[Data about app and page elements]
Segment Open

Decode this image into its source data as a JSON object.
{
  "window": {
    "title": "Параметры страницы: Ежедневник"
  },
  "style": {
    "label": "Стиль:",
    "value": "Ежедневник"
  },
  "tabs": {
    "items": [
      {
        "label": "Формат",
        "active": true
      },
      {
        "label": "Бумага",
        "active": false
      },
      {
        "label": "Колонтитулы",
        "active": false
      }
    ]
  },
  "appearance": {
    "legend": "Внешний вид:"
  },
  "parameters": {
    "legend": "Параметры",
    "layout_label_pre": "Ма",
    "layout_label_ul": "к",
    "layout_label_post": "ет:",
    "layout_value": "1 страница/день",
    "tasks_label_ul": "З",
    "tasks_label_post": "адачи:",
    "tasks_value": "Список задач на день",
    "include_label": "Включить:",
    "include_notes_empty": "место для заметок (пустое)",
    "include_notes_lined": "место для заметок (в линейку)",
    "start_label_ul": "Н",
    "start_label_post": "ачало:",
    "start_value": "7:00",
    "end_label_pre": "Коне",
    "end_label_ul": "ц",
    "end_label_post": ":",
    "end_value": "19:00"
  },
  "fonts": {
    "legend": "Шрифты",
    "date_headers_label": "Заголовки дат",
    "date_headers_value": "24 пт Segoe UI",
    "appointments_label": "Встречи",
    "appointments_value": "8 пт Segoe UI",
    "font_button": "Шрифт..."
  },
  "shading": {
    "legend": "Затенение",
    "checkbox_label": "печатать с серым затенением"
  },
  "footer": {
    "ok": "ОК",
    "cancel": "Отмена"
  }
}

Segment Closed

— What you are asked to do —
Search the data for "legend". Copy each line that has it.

— Task result —
    "legend": "Внешний вид:"
    "legend": "Параметры",
    "legend": "Шрифты",
    "legend": "Затенение",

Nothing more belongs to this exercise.